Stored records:
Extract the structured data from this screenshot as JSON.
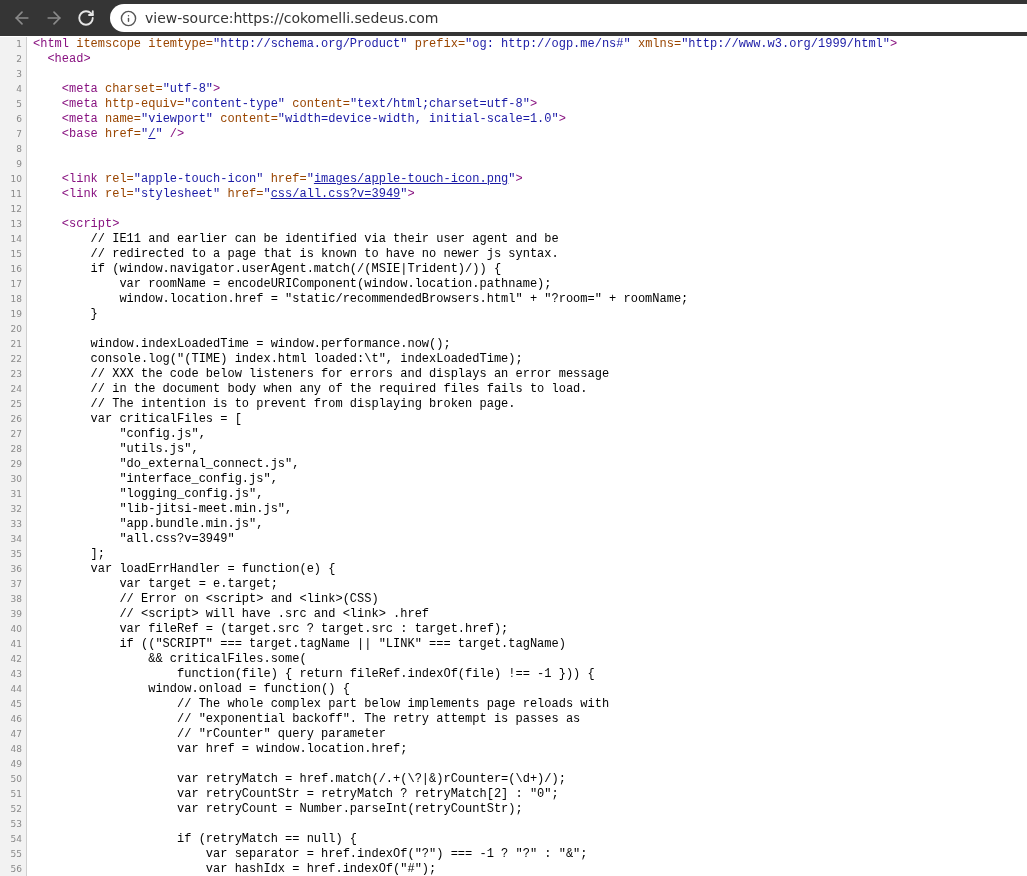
{
  "toolbar": {
    "back": {
      "disabled": true
    },
    "forward": {
      "disabled": true
    },
    "address_bar": {
      "value": "view-source:https://cokomelli.sedeus.com"
    }
  },
  "lines": [
    {
      "number": "1",
      "tokens": [
        {
          "kind": "tag",
          "text": "<html"
        },
        {
          "kind": "attr",
          "text": " itemscope itemtype="
        },
        {
          "kind": "value",
          "text": "\"http://schema.org/Product\""
        },
        {
          "kind": "attr",
          "text": " prefix="
        },
        {
          "kind": "value",
          "text": "\"og: http://ogp.me/ns#\""
        },
        {
          "kind": "attr",
          "text": " xmlns="
        },
        {
          "kind": "value",
          "text": "\"http://www.w3.org/1999/html\""
        },
        {
          "kind": "tag",
          "text": ">"
        }
      ]
    },
    {
      "number": "2",
      "tokens": [
        {
          "kind": "tag",
          "text": "  <head>"
        }
      ]
    },
    {
      "number": "3"
    },
    {
      "number": "4",
      "tokens": [
        {
          "kind": "tag",
          "text": "    <meta"
        },
        {
          "kind": "attr",
          "text": " charset="
        },
        {
          "kind": "value",
          "text": "\"utf-8\""
        },
        {
          "kind": "tag",
          "text": ">"
        }
      ]
    },
    {
      "number": "5",
      "tokens": [
        {
          "kind": "tag",
          "text": "    <meta"
        },
        {
          "kind": "attr",
          "text": " http-equiv="
        },
        {
          "kind": "value",
          "text": "\"content-type\""
        },
        {
          "kind": "attr",
          "text": " content="
        },
        {
          "kind": "value",
          "text": "\"text/html;charset=utf-8\""
        },
        {
          "kind": "tag",
          "text": ">"
        }
      ]
    },
    {
      "number": "6",
      "tokens": [
        {
          "kind": "tag",
          "text": "    <meta"
        },
        {
          "kind": "attr",
          "text": " name="
        },
        {
          "kind": "value",
          "text": "\"viewport\""
        },
        {
          "kind": "attr",
          "text": " content="
        },
        {
          "kind": "value",
          "text": "\"width=device-width, initial-scale=1.0\""
        },
        {
          "kind": "tag",
          "text": ">"
        }
      ]
    },
    {
      "number": "7",
      "tokens": [
        {
          "kind": "tag",
          "text": "    <base"
        },
        {
          "kind": "attr",
          "text": " href="
        },
        {
          "kind": "value",
          "text": "\""
        },
        {
          "kind": "link",
          "text": "/"
        },
        {
          "kind": "value",
          "text": "\""
        },
        {
          "kind": "tag",
          "text": " />"
        }
      ]
    },
    {
      "number": "8"
    },
    {
      "number": "9"
    },
    {
      "number": "10",
      "tokens": [
        {
          "kind": "tag",
          "text": "    <link"
        },
        {
          "kind": "attr",
          "text": " rel="
        },
        {
          "kind": "value",
          "text": "\"apple-touch-icon\""
        },
        {
          "kind": "attr",
          "text": " href="
        },
        {
          "kind": "value",
          "text": "\""
        },
        {
          "kind": "link",
          "text": "images/apple-touch-icon.png"
        },
        {
          "kind": "value",
          "text": "\""
        },
        {
          "kind": "tag",
          "text": ">"
        }
      ]
    },
    {
      "number": "11",
      "tokens": [
        {
          "kind": "tag",
          "text": "    <link"
        },
        {
          "kind": "attr",
          "text": " rel="
        },
        {
          "kind": "value",
          "text": "\"stylesheet\""
        },
        {
          "kind": "attr",
          "text": " href="
        },
        {
          "kind": "value",
          "text": "\""
        },
        {
          "kind": "link",
          "text": "css/all.css?v=3949"
        },
        {
          "kind": "value",
          "text": "\""
        },
        {
          "kind": "tag",
          "text": ">"
        }
      ]
    },
    {
      "number": "12"
    },
    {
      "number": "13",
      "tokens": [
        {
          "kind": "tag",
          "text": "    <script>"
        }
      ]
    },
    {
      "number": "14",
      "tokens": [
        {
          "kind": "text",
          "text": "        // IE11 and earlier can be identified via their user agent and be"
        }
      ]
    },
    {
      "number": "15",
      "tokens": [
        {
          "kind": "text",
          "text": "        // redirected to a page that is known to have no newer js syntax."
        }
      ]
    },
    {
      "number": "16",
      "tokens": [
        {
          "kind": "text",
          "text": "        if (window.navigator.userAgent.match(/(MSIE|Trident)/)) {"
        }
      ]
    },
    {
      "number": "17",
      "tokens": [
        {
          "kind": "text",
          "text": "            var roomName = encodeURIComponent(window.location.pathname);"
        }
      ]
    },
    {
      "number": "18",
      "tokens": [
        {
          "kind": "text",
          "text": "            window.location.href = \"static/recommendedBrowsers.html\" + \"?room=\" + roomName;"
        }
      ]
    },
    {
      "number": "19",
      "tokens": [
        {
          "kind": "text",
          "text": "        }"
        }
      ]
    },
    {
      "number": "20"
    },
    {
      "number": "21",
      "tokens": [
        {
          "kind": "text",
          "text": "        window.indexLoadedTime = window.performance.now();"
        }
      ]
    },
    {
      "number": "22",
      "tokens": [
        {
          "kind": "text",
          "text": "        console.log(\"(TIME) index.html loaded:\\t\", indexLoadedTime);"
        }
      ]
    },
    {
      "number": "23",
      "tokens": [
        {
          "kind": "text",
          "text": "        // XXX the code below listeners for errors and displays an error message"
        }
      ]
    },
    {
      "number": "24",
      "tokens": [
        {
          "kind": "text",
          "text": "        // in the document body when any of the required files fails to load."
        }
      ]
    },
    {
      "number": "25",
      "tokens": [
        {
          "kind": "text",
          "text": "        // The intention is to prevent from displaying broken page."
        }
      ]
    },
    {
      "number": "26",
      "tokens": [
        {
          "kind": "text",
          "text": "        var criticalFiles = ["
        }
      ]
    },
    {
      "number": "27",
      "tokens": [
        {
          "kind": "text",
          "text": "            \"config.js\","
        }
      ]
    },
    {
      "number": "28",
      "tokens": [
        {
          "kind": "text",
          "text": "            \"utils.js\","
        }
      ]
    },
    {
      "number": "29",
      "tokens": [
        {
          "kind": "text",
          "text": "            \"do_external_connect.js\","
        }
      ]
    },
    {
      "number": "30",
      "tokens": [
        {
          "kind": "text",
          "text": "            \"interface_config.js\","
        }
      ]
    },
    {
      "number": "31",
      "tokens": [
        {
          "kind": "text",
          "text": "            \"logging_config.js\","
        }
      ]
    },
    {
      "number": "32",
      "tokens": [
        {
          "kind": "text",
          "text": "            \"lib-jitsi-meet.min.js\","
        }
      ]
    },
    {
      "number": "33",
      "tokens": [
        {
          "kind": "text",
          "text": "            \"app.bundle.min.js\","
        }
      ]
    },
    {
      "number": "34",
      "tokens": [
        {
          "kind": "text",
          "text": "            \"all.css?v=3949\""
        }
      ]
    },
    {
      "number": "35",
      "tokens": [
        {
          "kind": "text",
          "text": "        ];"
        }
      ]
    },
    {
      "number": "36",
      "tokens": [
        {
          "kind": "text",
          "text": "        var loadErrHandler = function(e) {"
        }
      ]
    },
    {
      "number": "37",
      "tokens": [
        {
          "kind": "text",
          "text": "            var target = e.target;"
        }
      ]
    },
    {
      "number": "38",
      "tokens": [
        {
          "kind": "text",
          "text": "            // Error on <script> and <link>(CSS)"
        }
      ]
    },
    {
      "number": "39",
      "tokens": [
        {
          "kind": "text",
          "text": "            // <script> will have .src and <link> .href"
        }
      ]
    },
    {
      "number": "40",
      "tokens": [
        {
          "kind": "text",
          "text": "            var fileRef = (target.src ? target.src : target.href);"
        }
      ]
    },
    {
      "number": "41",
      "tokens": [
        {
          "kind": "text",
          "text": "            if ((\"SCRIPT\" === target.tagName || \"LINK\" === target.tagName)"
        }
      ]
    },
    {
      "number": "42",
      "tokens": [
        {
          "kind": "text",
          "text": "                && criticalFiles.some("
        }
      ]
    },
    {
      "number": "43",
      "tokens": [
        {
          "kind": "text",
          "text": "                    function(file) { return fileRef.indexOf(file) !== -1 })) {"
        }
      ]
    },
    {
      "number": "44",
      "tokens": [
        {
          "kind": "text",
          "text": "                window.onload = function() {"
        }
      ]
    },
    {
      "number": "45",
      "tokens": [
        {
          "kind": "text",
          "text": "                    // The whole complex part below implements page reloads with"
        }
      ]
    },
    {
      "number": "46",
      "tokens": [
        {
          "kind": "text",
          "text": "                    // \"exponential backoff\". The retry attempt is passes as"
        }
      ]
    },
    {
      "number": "47",
      "tokens": [
        {
          "kind": "text",
          "text": "                    // \"rCounter\" query parameter"
        }
      ]
    },
    {
      "number": "48",
      "tokens": [
        {
          "kind": "text",
          "text": "                    var href = window.location.href;"
        }
      ]
    },
    {
      "number": "49"
    },
    {
      "number": "50",
      "tokens": [
        {
          "kind": "text",
          "text": "                    var retryMatch = href.match(/.+(\\?|&)rCounter=(\\d+)/);"
        }
      ]
    },
    {
      "number": "51",
      "tokens": [
        {
          "kind": "text",
          "text": "                    var retryCountStr = retryMatch ? retryMatch[2] : \"0\";"
        }
      ]
    },
    {
      "number": "52",
      "tokens": [
        {
          "kind": "text",
          "text": "                    var retryCount = Number.parseInt(retryCountStr);"
        }
      ]
    },
    {
      "number": "53"
    },
    {
      "number": "54",
      "tokens": [
        {
          "kind": "text",
          "text": "                    if (retryMatch == null) {"
        }
      ]
    },
    {
      "number": "55",
      "tokens": [
        {
          "kind": "text",
          "text": "                        var separator = href.indexOf(\"?\") === -1 ? \"?\" : \"&\";"
        }
      ]
    },
    {
      "number": "56",
      "tokens": [
        {
          "kind": "text",
          "text": "                        var hashIdx = href.indexOf(\"#\");"
        }
      ]
    }
  ]
}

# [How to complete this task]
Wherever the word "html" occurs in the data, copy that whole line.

# [Answer space]
          "text": "<html"
          "text": "\"http://www.w3.org/1999/html\""
          "text": "\"text/html;charset=utf-8\""
          "text": "            window.location.href = \"static/recommendedBrowsers.html\" + \"?room=\" + roomName;"
          "text": "        console.log(\"(TIME) index.html loaded:\\t\", indexLoadedTime);"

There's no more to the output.